INPUT MATERIAL: Begin

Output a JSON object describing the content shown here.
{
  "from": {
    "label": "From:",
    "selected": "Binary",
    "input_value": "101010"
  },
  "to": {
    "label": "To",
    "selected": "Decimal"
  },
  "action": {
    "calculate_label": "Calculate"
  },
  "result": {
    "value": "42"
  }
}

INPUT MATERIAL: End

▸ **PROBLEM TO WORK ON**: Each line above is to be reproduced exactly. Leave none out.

▸ **RESPONSE TO THE TASK**:
Output a JSON object describing the content shown here.
{
  "from": {
    "label": "From:",
    "selected": "Binary",
    "input_value": "101010"
  },
  "to": {
    "label": "To",
    "selected": "Decimal"
  },
  "action": {
    "calculate_label": "Calculate"
  },
  "result": {
    "value": "42"
  }
}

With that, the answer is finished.